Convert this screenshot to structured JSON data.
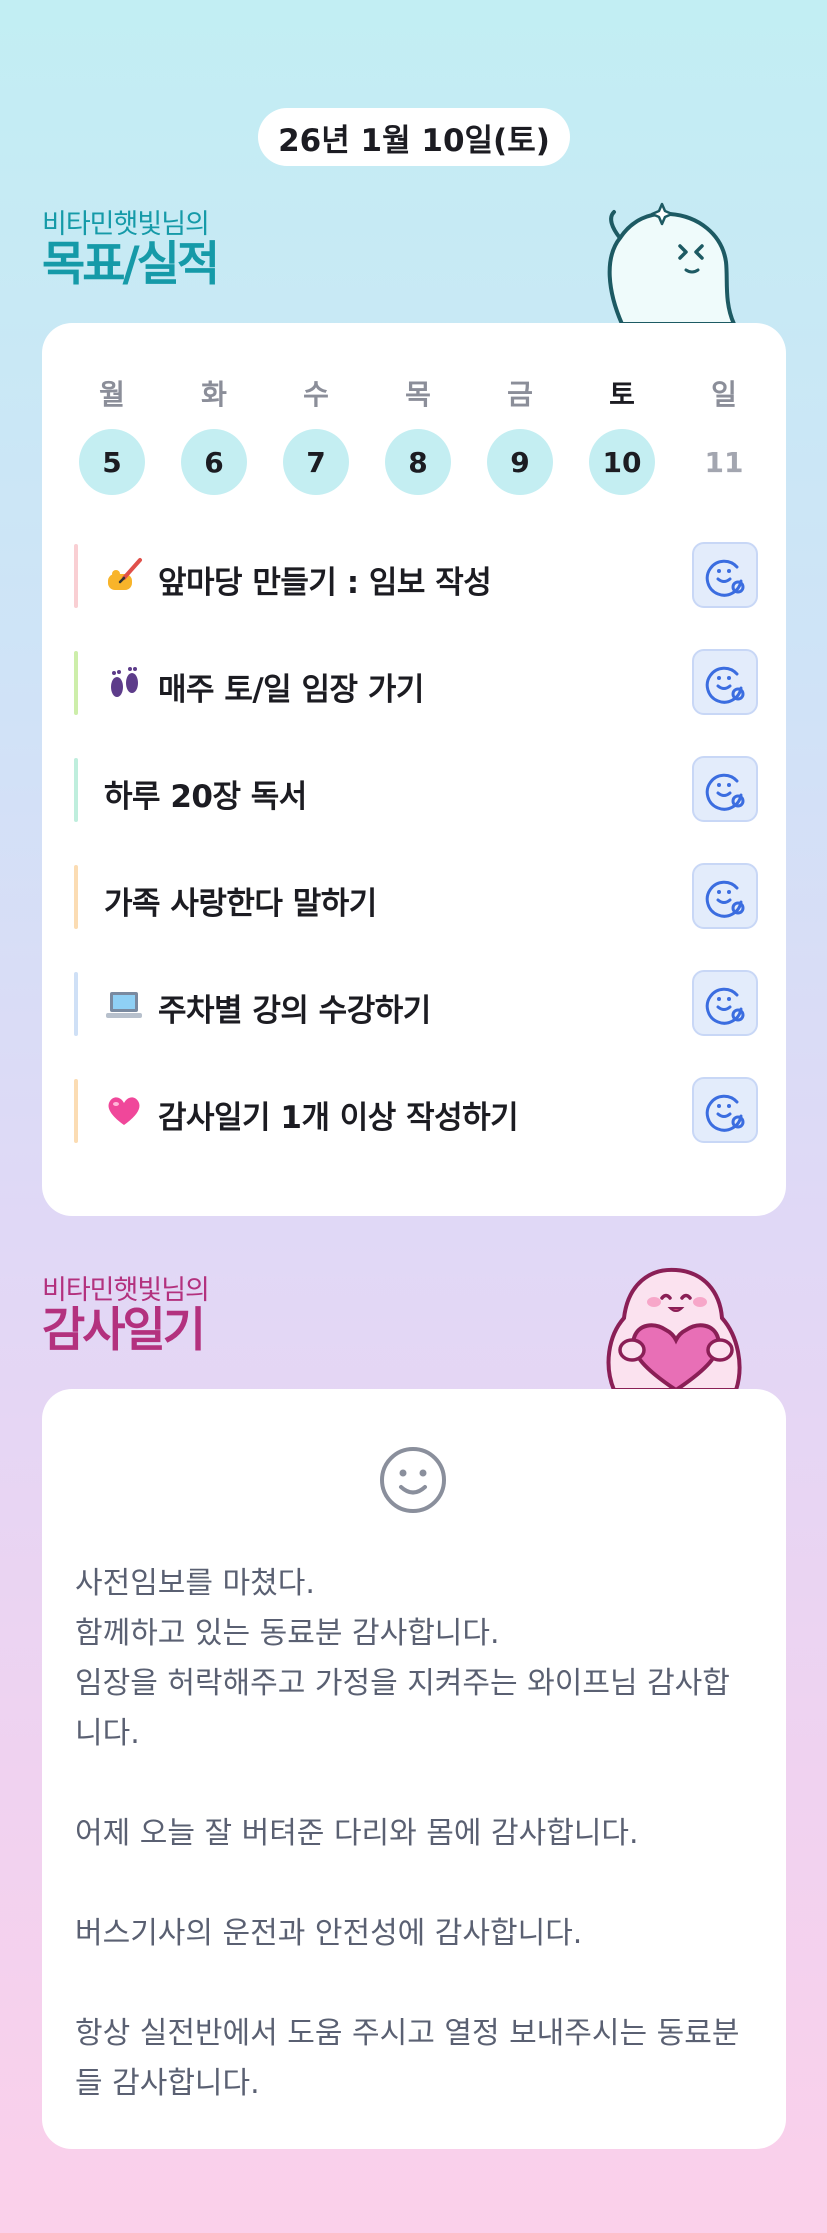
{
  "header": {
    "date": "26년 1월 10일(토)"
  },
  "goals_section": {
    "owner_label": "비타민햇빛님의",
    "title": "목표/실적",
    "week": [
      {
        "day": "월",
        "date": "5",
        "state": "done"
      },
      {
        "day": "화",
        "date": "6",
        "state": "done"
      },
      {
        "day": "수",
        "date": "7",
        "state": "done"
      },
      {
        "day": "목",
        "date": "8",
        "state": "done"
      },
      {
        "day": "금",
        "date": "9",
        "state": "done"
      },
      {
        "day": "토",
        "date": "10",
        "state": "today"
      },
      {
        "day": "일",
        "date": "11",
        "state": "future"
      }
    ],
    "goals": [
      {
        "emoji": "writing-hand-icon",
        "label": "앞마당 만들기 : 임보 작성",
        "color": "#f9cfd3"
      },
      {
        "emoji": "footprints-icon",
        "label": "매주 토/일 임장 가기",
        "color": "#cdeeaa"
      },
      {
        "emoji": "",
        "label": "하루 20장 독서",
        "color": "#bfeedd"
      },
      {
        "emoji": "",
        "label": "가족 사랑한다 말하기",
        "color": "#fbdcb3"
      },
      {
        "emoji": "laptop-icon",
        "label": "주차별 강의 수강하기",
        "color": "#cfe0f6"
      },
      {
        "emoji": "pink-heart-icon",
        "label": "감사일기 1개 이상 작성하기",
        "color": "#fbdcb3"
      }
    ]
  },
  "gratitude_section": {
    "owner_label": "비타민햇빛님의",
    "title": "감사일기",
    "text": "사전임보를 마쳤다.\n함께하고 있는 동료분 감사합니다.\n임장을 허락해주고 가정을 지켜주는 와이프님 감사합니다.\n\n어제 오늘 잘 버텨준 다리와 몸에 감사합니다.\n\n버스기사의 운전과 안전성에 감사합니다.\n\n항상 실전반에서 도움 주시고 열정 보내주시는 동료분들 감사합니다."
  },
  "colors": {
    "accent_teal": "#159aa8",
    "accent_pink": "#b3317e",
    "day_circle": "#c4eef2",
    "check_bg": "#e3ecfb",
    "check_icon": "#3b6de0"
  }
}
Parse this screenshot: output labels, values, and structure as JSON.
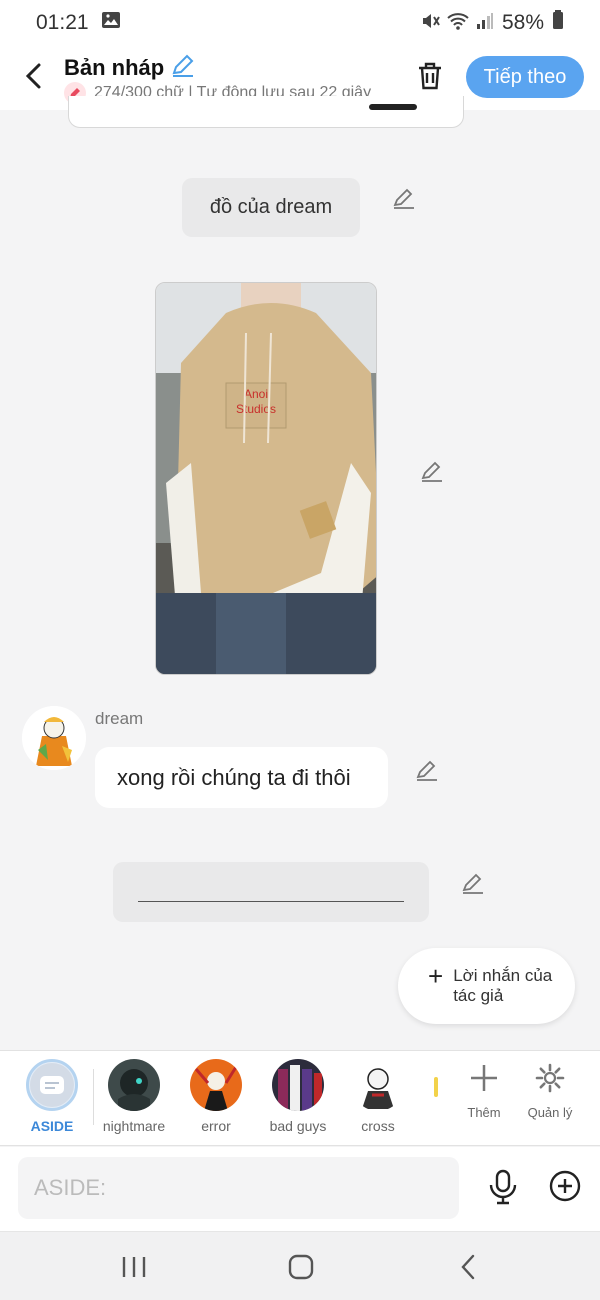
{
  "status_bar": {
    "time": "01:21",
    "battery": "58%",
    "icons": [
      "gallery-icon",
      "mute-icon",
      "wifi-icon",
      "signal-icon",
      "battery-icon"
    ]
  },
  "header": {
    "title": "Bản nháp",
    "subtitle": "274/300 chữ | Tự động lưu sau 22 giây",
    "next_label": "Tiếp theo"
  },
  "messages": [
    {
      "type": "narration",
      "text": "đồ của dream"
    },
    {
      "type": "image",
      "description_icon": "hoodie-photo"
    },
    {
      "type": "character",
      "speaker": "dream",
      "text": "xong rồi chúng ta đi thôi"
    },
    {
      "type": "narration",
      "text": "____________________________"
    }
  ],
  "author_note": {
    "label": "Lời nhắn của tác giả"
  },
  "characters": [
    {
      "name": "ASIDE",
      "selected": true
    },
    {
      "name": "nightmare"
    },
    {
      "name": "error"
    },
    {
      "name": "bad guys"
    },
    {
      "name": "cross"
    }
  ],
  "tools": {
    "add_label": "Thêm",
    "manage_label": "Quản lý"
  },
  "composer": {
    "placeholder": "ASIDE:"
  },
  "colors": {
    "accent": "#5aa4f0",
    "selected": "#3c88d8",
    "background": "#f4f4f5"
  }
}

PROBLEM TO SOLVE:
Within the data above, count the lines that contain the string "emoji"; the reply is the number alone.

RESULT FOR THIS EXERCISE:
6